West Lancashire MP Rosie Cooper has committed to protect bees in the UK, speaking out against proposed plans to temporarily lift a ban on bee-harming pesticides.
MP Rosie made the declaration as government ministers look at requests to let dangerous pesticides – known as neonicotinoids – back into UK soil this autumn, despite clear evidence about how much damage they do to our bees.
Recent figures show that bees contribute £651 million to the UK economy each year – up 51% since 2007. For instance 85% of the UK’s apple crops and 45% of our strawberry crop relies on bees to grow.
Over 380,000 38 Degrees members signed a petition urging MPs to keep the pesticides off British fields. Thousands of emails were sent to MPs across the country by their constituents, asking them to speak to Environment Minister Liz Truss, urging her to keep the ban.
The ban was voted for by European governments in 2013 after numerous scientific studies found that certain pesticides were particularly harmful to bees. Since then even more studies have supported the need for this ban.
Rosie Cooper MP says:
“I’m committed to doing all I can as an MP to protect bees in the UK – and speaking up to make sure this ban on bee-harming pesticides is kept in place.
“This is an issue that lots of us in West Lancashire care about – so the government needs to keep the ban in place – and deny emergency authorisation for these pesticides this autumn.”
38 Degrees campaigner Megan Bentall said:
“It’s good to see so many MPs commit to keeping the ban in place.
“Hundreds of thousands of us are asking why the government is even considering allowing harmful pesticides back on British fields. We’re calling for Environment Minister Liz Truss and the government to keep the ban on bee-killing pesticides, with no exceptions.”
Friends of the Earth Bees Campaigner Dave Timms said:

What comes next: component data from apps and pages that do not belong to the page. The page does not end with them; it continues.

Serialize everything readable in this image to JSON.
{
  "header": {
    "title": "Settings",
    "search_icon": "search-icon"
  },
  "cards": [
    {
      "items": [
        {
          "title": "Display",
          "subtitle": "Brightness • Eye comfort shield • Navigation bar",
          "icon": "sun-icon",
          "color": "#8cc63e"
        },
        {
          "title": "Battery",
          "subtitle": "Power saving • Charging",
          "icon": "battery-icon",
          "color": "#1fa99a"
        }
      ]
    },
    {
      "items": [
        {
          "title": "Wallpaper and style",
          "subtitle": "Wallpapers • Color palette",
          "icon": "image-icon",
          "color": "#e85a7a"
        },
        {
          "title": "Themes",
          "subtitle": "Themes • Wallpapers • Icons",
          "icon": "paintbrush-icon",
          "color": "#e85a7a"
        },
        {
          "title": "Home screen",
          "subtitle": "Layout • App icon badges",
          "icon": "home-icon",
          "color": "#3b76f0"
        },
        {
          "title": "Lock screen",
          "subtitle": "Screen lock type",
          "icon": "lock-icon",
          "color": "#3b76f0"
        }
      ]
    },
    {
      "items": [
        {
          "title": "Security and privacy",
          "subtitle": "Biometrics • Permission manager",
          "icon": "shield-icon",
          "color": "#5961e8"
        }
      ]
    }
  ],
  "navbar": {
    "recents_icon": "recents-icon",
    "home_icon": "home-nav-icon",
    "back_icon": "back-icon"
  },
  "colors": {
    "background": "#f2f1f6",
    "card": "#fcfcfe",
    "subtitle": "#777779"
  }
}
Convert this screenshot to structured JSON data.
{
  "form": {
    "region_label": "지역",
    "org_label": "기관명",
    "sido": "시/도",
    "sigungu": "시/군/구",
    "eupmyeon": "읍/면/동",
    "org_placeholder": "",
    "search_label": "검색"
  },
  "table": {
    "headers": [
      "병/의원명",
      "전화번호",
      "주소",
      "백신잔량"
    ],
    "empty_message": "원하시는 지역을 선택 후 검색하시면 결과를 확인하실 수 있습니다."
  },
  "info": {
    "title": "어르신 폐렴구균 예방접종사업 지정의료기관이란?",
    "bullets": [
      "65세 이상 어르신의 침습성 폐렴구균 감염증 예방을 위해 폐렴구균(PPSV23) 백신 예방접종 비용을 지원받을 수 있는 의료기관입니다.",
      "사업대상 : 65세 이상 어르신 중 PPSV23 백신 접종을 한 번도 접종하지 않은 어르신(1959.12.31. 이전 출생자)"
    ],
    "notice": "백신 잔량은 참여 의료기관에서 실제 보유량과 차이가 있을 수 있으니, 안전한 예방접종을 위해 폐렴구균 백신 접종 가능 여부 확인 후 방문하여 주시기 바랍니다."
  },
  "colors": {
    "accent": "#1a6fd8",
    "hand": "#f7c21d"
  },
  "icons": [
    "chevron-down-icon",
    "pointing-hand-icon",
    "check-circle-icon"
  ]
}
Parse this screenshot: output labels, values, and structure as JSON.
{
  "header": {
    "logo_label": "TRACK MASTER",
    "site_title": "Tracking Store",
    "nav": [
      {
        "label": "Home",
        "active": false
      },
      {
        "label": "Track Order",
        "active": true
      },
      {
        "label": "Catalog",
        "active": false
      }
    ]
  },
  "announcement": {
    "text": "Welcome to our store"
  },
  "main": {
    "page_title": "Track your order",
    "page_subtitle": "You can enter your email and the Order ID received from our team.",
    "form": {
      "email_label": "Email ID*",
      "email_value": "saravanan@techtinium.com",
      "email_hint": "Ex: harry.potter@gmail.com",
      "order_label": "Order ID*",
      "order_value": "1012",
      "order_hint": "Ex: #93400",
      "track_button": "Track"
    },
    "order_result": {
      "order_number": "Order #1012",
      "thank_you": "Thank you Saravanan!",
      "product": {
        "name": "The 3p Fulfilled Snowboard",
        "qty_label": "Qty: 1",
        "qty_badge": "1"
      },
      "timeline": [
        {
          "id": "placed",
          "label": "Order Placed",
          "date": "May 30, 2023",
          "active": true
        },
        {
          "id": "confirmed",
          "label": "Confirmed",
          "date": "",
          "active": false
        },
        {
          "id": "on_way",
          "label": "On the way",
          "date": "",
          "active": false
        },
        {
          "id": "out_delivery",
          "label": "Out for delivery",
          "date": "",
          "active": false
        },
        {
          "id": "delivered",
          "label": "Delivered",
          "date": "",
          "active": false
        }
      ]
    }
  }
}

“Bees are crucial for our food and farming. The scientific evidence is growing all the time about the need to protect our much loved bees from these dangerous pesticides. It’s vital the Government keeps them out of our fields and gardens for good.”